### Your instructions
Could you give the records below again exactly, without the pictures?

((

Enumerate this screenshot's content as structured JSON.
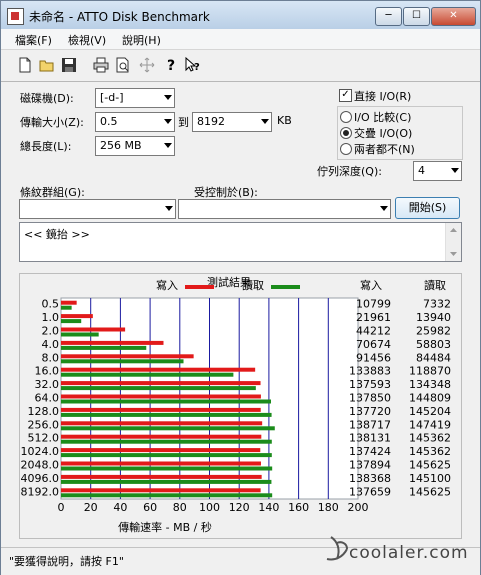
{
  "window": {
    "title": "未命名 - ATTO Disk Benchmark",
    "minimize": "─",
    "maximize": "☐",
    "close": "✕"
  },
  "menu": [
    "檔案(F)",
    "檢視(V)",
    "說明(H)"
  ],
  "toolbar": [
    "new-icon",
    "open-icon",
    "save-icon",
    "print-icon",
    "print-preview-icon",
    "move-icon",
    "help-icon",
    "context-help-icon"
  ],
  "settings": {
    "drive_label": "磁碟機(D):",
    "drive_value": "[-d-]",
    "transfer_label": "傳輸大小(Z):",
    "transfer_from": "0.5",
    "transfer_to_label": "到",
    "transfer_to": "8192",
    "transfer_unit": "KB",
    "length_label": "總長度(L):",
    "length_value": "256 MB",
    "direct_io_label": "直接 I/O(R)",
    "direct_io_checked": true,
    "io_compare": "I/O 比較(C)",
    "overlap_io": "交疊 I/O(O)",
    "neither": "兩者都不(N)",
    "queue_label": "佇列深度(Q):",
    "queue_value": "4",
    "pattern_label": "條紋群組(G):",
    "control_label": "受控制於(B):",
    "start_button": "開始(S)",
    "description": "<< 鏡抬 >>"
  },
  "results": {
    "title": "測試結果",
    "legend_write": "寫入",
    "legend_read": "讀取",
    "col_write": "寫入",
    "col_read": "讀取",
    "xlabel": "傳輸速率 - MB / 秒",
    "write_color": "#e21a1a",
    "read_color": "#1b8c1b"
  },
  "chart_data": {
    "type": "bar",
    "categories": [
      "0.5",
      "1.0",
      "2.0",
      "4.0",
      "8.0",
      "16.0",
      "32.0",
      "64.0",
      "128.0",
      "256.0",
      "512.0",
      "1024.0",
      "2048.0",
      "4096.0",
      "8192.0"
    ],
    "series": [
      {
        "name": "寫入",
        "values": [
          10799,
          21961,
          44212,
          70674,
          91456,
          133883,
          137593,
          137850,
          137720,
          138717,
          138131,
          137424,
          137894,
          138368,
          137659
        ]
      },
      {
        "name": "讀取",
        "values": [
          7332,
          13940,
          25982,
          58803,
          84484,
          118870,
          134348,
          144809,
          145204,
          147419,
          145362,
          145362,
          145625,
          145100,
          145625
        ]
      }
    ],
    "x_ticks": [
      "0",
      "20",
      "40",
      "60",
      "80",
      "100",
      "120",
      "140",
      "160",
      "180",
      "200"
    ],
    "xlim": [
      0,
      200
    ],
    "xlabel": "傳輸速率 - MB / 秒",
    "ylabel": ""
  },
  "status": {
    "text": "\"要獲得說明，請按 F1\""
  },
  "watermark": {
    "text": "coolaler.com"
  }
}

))

### Solution to the problem
Enumerate this screenshot's content as structured JSON.
{
  "window": {
    "title": "未命名 - ATTO Disk Benchmark",
    "minimize": "─",
    "maximize": "☐",
    "close": "✕"
  },
  "menu": [
    "檔案(F)",
    "檢視(V)",
    "說明(H)"
  ],
  "toolbar": [
    "new-icon",
    "open-icon",
    "save-icon",
    "print-icon",
    "print-preview-icon",
    "move-icon",
    "help-icon",
    "context-help-icon"
  ],
  "settings": {
    "drive_label": "磁碟機(D):",
    "drive_value": "[-d-]",
    "transfer_label": "傳輸大小(Z):",
    "transfer_from": "0.5",
    "transfer_to_label": "到",
    "transfer_to": "8192",
    "transfer_unit": "KB",
    "length_label": "總長度(L):",
    "length_value": "256 MB",
    "direct_io_label": "直接 I/O(R)",
    "direct_io_checked": true,
    "io_compare": "I/O 比較(C)",
    "overlap_io": "交疊 I/O(O)",
    "neither": "兩者都不(N)",
    "queue_label": "佇列深度(Q):",
    "queue_value": "4",
    "pattern_label": "條紋群組(G):",
    "control_label": "受控制於(B):",
    "start_button": "開始(S)",
    "description": "<< 鏡抬 >>"
  },
  "results": {
    "title": "測試結果",
    "legend_write": "寫入",
    "legend_read": "讀取",
    "col_write": "寫入",
    "col_read": "讀取",
    "xlabel": "傳輸速率 - MB / 秒",
    "write_color": "#e21a1a",
    "read_color": "#1b8c1b"
  },
  "chart_data": {
    "type": "bar",
    "categories": [
      "0.5",
      "1.0",
      "2.0",
      "4.0",
      "8.0",
      "16.0",
      "32.0",
      "64.0",
      "128.0",
      "256.0",
      "512.0",
      "1024.0",
      "2048.0",
      "4096.0",
      "8192.0"
    ],
    "series": [
      {
        "name": "寫入",
        "values": [
          10799,
          21961,
          44212,
          70674,
          91456,
          133883,
          137593,
          137850,
          137720,
          138717,
          138131,
          137424,
          137894,
          138368,
          137659
        ]
      },
      {
        "name": "讀取",
        "values": [
          7332,
          13940,
          25982,
          58803,
          84484,
          118870,
          134348,
          144809,
          145204,
          147419,
          145362,
          145362,
          145625,
          145100,
          145625
        ]
      }
    ],
    "x_ticks": [
      "0",
      "20",
      "40",
      "60",
      "80",
      "100",
      "120",
      "140",
      "160",
      "180",
      "200"
    ],
    "xlim": [
      0,
      200
    ],
    "xlabel": "傳輸速率 - MB / 秒",
    "ylabel": ""
  },
  "status": {
    "text": "\"要獲得說明，請按 F1\""
  },
  "watermark": {
    "text": "coolaler.com"
  }
}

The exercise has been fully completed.